The piece starts with an A minor chord but ends on E minor, and listening to the piece should convince you that E minor is the home chord or tonic, and therefore i. Counting round our musical alphabet, we find we have a iv chord (A minor) and a ëVII chord (D major). The piece is therefore in the Aeolian mode – E Aeolian.
Here is the chord sequence for Three Fourths and a Pair.
The study starts and ends on A minor and a listen should convince you that this is indeed the home chord. Counting from A = i, we find our chord sequence is:
i v ëVI ëIII iv i ëVII i
The ëVI chord and the minor subdominant iv chord confirm that the study is in A Aeolian.

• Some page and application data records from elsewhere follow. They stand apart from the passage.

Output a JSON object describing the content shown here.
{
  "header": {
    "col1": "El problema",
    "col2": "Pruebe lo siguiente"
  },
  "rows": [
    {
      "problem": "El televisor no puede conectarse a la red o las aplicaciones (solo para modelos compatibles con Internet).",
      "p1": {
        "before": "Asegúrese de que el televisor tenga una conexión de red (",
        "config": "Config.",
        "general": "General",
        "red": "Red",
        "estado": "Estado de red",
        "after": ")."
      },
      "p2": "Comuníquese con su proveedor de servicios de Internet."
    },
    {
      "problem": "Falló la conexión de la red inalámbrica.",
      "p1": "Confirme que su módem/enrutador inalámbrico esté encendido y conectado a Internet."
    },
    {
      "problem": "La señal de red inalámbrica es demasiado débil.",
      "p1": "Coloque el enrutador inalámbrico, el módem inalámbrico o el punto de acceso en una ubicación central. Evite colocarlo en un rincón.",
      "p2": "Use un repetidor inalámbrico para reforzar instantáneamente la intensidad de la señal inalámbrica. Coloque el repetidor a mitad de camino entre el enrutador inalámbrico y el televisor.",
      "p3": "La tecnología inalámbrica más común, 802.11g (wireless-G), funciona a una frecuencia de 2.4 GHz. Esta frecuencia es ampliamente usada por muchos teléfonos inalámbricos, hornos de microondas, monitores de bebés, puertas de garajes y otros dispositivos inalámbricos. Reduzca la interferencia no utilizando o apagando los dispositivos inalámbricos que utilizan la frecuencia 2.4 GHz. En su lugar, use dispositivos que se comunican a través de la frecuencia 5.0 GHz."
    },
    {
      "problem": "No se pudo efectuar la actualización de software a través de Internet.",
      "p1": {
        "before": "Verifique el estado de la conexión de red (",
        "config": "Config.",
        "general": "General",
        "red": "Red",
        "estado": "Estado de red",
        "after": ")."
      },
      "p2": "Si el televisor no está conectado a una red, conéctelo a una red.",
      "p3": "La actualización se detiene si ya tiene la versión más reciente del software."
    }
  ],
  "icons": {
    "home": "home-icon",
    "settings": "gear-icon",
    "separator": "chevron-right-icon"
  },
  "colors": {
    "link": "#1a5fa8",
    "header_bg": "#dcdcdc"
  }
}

Here is the Tanza chord sequence.
Look at the roots of the first line – A, G and F, all a whole tone apart, the highest of which is a minor chord. Only A minor, G and F chords on the all-white keys match that profile, so the first line is definitely in A Aeolian. The second line is the chord sequence from ‘Three Fourths and a Pair’, above, so the whole piece is in A Aeolian without a doubt.
Afternoon is pure diatonic major – ‘diatonic’ meaning, without any chromatic alterations to the key chords (no accidentals, in practical terms). It therefore uses only the i, ii, iii, IV, V and vi Ionian (pure major) chords. Listen to it for comparison with the modal tonalities you have been hearing.
Here is the Ever True chord sequence.
Not much doubt that the piece is in A minor. A minor therefore = i, and the G and F chords will be ëVII and ëVI respectively – the i–ëVII–ëVI group of chords from the Aeolian One module.
Here is the chord sequence of Fanfare.
The A minor chord could have a claim to be the tonic of an A Aeolian piece here, but the fanfare eventually resolves to the major C chord, so the piece is in C major with the A minor emphasis used for colour.
These two lines of the Unsettling Notion chord sequence include all the chords used in the piece.
As the piece ends with four bars of A minor, we work on the assumption that that is the home chord/tonic – i. The other chords therefore line up ëVII (G), IV (D) and ëIII (C). The i–ëIII–IV–ëVII group of chords is a typical Dorian selection. Recall that the Dorian subdominant (‘Four’) chord is major (IV), while the Aeolian ‘Four’ is minor – iv.
Here is the chord MEPS Diary 29-06-13 chord sequence.
The first line of this chord sequence should strike you forcible as an A Aeolian i–ëVII–ëVI group of chords. The only shadow of doubt is raised by the Dm7 chord – which is, of course, the F chord with the dropped submediant D bass, producing D minor 7.
Here is the riff chord sequence.
The Am–G pair of chords should immediately have you thinking “i-ëVII modal minor”, but then you come up against the Bë chord. If A minor is the tonic, Bë is ëII – a major chord built on a root just one semitone higher. Examining your knowledge of the chords built on and out of the C major scale tones – which we know will always be ‘modal’ - we find the E minor–F major pair fits the pattern. The riff could therefore conceivably be in the Locrian mode (E to E white keys and chords), but for the fact that the F natural will make the Locrian ‘flat seven’ chord minor – D minor in E Locrian. The flat seven chord here, however, is major (G - ëVII). The chord sequence is therefore not modal.
Naomi – Fantasie is the showcase of the Musicarta Easy Piano Style album. Here is its chord sequence.
Repeated end-of-strain E minor chords give the key at least away – as E minor (= i). The absence of any B major chords (V, ‘Five’ – the principle cadencing chord of the classical minor key) suggest a modal tonality, and the D major chord before every tonic (ëVII acting as the cadencing chord) confirm it.
Other chords appearing are A minor (= iv) and G major (= ëIII). We do not need any more chords to establish the key as E Aeolian modal. Even the sixth added to the A minor chord in the B strain (an F sharp) stays in key.